A recurring challenge for a principal—? Adults who can’t seem to get along.
Adults are, of course, all grown up—so we can’t just shake our pointer finger and demand that they STOP IT, like we would a petulant child. We can’t force “time out” or send them to their rooms until they have an attitude change. It’s much more delicate and layered than that—and difficult to get beneath the snark and pot-stirring to reveal (and address) the real issue.
Besides—basic truth, here: it’s really, really hard to change the way adults interact with one another.
But it can be done. Not by force or threats—but by helping adults see why it’s important (and easier) to get along. Why we’ve got to give one another a break and find the good in one another.
In a lot of ways, the people we work with are like family. Think about it: How many times have you felt so mad at a family member you want to flee the whole scene, go to anyplace on earth where you can be alone? How many times have your flashes of love and hate been impossibly intermixed? Isn’t it true that your family can drive you, in equal parts, toward your best self—and to the point of black rage?
But… who do you call when you are low and alone? When you have the flu? When you need a ride, a fresh start, someone whose love is guaranteed?
Family, that’s who.
I was visiting a school recently in which I was, ironically, speaking to teachers about working through conflicts with parents. In this particular school, teachers were feeling as though they didn’t know how to deal with parents who were pushy or aggressive with them.
When I arrived early in the morning, the principal asked me if I’d like a cup of coffee.
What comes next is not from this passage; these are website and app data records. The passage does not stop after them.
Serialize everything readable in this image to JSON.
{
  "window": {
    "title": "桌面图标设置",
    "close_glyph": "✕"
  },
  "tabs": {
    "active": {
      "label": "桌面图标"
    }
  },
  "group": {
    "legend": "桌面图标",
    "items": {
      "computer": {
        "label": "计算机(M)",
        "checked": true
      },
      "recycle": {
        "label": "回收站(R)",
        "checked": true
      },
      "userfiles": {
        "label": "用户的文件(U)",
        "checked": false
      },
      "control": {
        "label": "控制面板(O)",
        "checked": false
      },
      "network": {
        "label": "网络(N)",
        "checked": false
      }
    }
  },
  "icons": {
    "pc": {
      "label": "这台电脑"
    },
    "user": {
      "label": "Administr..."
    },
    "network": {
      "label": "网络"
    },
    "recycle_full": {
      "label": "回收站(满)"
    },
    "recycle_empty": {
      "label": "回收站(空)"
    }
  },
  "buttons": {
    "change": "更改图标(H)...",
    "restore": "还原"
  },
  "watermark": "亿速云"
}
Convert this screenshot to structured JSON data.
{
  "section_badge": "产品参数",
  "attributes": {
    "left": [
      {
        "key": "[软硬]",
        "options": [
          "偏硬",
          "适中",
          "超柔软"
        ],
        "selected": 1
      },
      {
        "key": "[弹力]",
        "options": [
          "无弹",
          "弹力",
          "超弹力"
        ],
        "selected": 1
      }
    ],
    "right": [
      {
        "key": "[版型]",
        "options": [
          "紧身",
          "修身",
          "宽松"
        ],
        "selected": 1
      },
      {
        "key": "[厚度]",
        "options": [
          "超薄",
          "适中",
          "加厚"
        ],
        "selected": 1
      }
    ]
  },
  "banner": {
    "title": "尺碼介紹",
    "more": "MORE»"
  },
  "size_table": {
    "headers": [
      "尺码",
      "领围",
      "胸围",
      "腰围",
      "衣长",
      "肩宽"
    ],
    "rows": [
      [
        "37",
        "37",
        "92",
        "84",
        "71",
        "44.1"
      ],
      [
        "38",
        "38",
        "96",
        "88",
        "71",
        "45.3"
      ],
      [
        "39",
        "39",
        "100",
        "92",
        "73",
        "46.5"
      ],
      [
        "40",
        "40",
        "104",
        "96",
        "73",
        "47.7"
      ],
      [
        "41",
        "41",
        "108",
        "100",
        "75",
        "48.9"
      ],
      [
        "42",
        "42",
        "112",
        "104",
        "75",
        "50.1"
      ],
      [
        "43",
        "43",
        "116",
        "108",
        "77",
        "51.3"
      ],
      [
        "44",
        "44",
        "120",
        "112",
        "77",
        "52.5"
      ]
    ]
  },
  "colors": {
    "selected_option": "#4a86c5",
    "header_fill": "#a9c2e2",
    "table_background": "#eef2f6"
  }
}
He led me to the Kuering in the lounge. As I filled my cup, by eyes fell on a sticky note someone had put on the cabinet above the sink.
I felt my eyebrow rise up.
“I know,” he sighed. “That’s really why you’re here.” Sheepishly, he admitted, “It’s not just a parent problem we have. It’s a big, fat, adult problem. Not just us with parents... it's also us with one another.”
Working closely with other adults is really hard; I get it. I’ve been as furious as the next guy about filthy dishes in the sink. I’ve had that flash of hot anger when someone doesn’t fill up the copy paper. When someone talks over me, or under me, or through me. I have gotten spitting mad and had the urge to reach for my Post-It notes and my angry Sharpie. And it has taken a good bit of time to learn how to self-talk my way toward letting it go.
But over time, I’ve come to learn this: As many times as I’m right, I’m wrong. As many times as I think someone else is being a real jerk, I’ve been a real jerk. It’s a humbling realization—but empowering, too. We’re all right, and we’re all wrong, and sometimes it’s just easier to take a moment and wash the dishes and move on with things.
Here’s the thing, people. We need to take care of one another. This job requires teamwork and camaraderie and the loyalty of family. We can’t live in a resting place of anger, especially not at the people who are in the trenches with us. They are our tribe. They might be any number of things—annoying, selfish, frustrating, rude, passive, aggressive but so are other people in the world. (Insert self reflection here...)
We can get along if we do one thing: Cut one another a big fat break.
Once we do that, we can work through almost anything. Including dirty dishes.